Even though January's appalling attack on Charlie Hebdo was in the heart of Paris, it felt far enough away for most people, given that the magazine was specifically targeted in a revenge attack for publishing cartoons of Mohammed.
But Friday's terrifying massacre in pizzerias, concert venues, Cambodian restaurants, football stadiums and bars was indiscriminate – and therefore as close to home as you can get.
The coordinated shootings and suicide attacks were in the traditional working class northern suburbs and modern trendy areas of the east of capital.
They occurred far from the tourist hotspots that soldiers have been guarding in recent months.
These were attacks on bars and restaurants in a part of town frequented by the capital's young professionals and students.
The Petit Cambodge restaurant is just a short walk down the canal from The Local's office. We and other foreign journalists have spent many a Friday night drinking in and outside the Carillon bar, where bodies lay across the pavement on Friday night.
The attackers know there's nothing more frightening than being killed just for being in the wrong place at the wrong time on the wrong night.
Friday's carnage perhaps gave us all an insight into what it must have been like for the Jewish community in Paris, who lost four of their members in the January terror attacks just because they were in the wrong supermarket at the wrong time of day and because – in the eyes of gunman Amedy Coulibaly – they were the wrong people.
The victims of the Kosher store attack were like those Parisian victims on Friday night, simply killed for being who they are.
Since those January attacks in Paris, there have been other warnings for France.
In April, there was a foiled attack on a church when a jihadist's plans to kill churchgoers to the south of Paris went awry after he accidentally shot himself in the foot.
Then in June, a delivery driver tried to blow up a factory near Lyon after beheading his boss, and in August there was the now famous attack on the Thalys Amsterdam to Paris train that was foiled by brave passengers.
These near misses registered in the back of our minds but did not change the way we went about our daily lives.
While the army was deployed on the streets of France to guard sensitive sights and tourist attractions, life quickly returned to normal and as the months went by, there was no sign of people living in fear.
Parisians went about their day in the same old way, but it's unlikely things will return to normal so soon this time. If ever.
Social media posts and text messages can attest to the real fear people in the capital feel now.
“Nowhere feels safe now,” “We could have easily been in that bar,” and “sick of this madness.” were just a few sentiments to sum up the millions of messages and tweets and Facebook posts doing the rounds on Saturday morning.
The question now is how will France react – both the public and the government?
While January's attacks prompted millions to take to the streets across the country calling for unity, the solidarity didn't last long.

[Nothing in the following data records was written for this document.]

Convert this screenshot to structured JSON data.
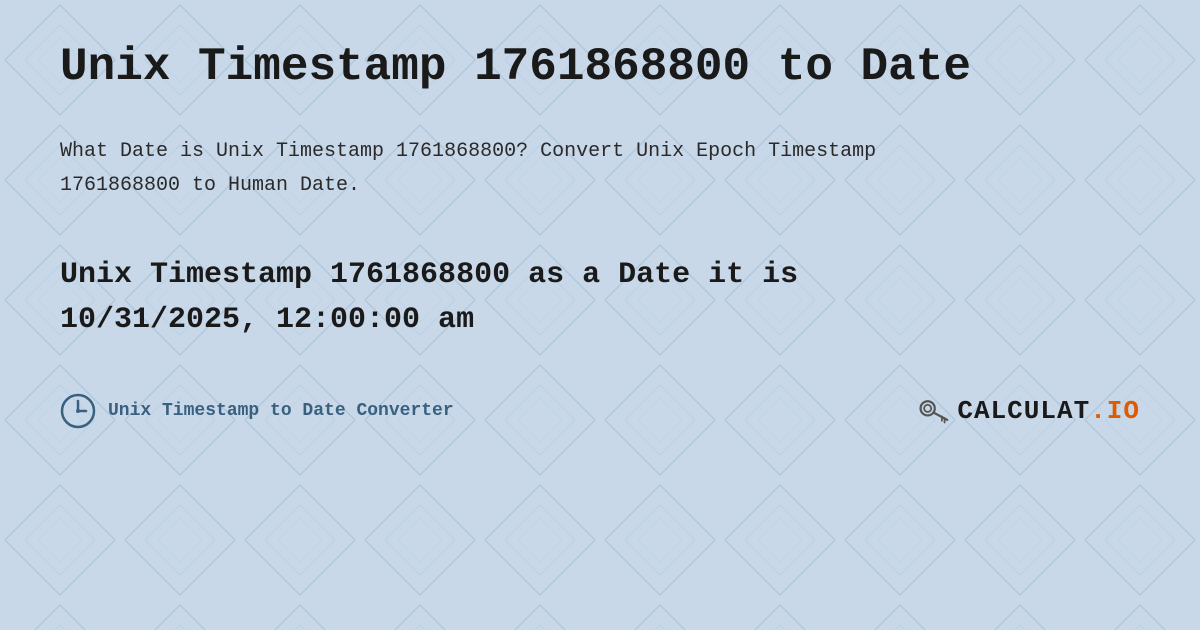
{
  "page": {
    "title": "Unix Timestamp 1761868800 to Date",
    "description": "What Date is Unix Timestamp 1761868800? Convert Unix Epoch Timestamp 1761868800 to Human Date.",
    "result": "Unix Timestamp 1761868800 as a Date it is 10/31/2025, 12:00:00 am",
    "footer_link": "Unix Timestamp to Date Converter",
    "logo_text": "CALCULAT.IO",
    "background_color": "#c8d8e8",
    "accent_color": "#3a6080",
    "text_color": "#1a1a1a"
  }
}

The JeSuisCharlie motto was not adopted by all and fiercely rejected in many of the poorer suburbs, where the Muslim immigrant population is high.

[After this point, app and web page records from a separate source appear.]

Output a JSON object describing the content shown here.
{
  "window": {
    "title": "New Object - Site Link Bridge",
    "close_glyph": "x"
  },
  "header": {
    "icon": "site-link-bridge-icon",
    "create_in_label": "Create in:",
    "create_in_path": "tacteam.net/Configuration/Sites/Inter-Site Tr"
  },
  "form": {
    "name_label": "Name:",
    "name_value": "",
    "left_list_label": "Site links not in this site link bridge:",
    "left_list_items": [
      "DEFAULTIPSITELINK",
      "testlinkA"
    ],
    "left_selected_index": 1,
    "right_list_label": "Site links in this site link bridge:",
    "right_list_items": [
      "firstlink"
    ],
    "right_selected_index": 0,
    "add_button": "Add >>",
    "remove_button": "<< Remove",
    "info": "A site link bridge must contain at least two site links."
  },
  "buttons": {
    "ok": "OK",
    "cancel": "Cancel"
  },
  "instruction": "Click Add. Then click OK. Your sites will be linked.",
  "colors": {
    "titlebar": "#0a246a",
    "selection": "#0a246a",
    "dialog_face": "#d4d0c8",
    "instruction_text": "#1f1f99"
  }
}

There is the hope that Friday's attack will prompt a real unity against the Islamist extremists, but with the extreme-right National Front increasing its influence and even Prime Minister talking of “apartheid” in the suburbs, it may take generations for France to really recover from Friday's atrocity.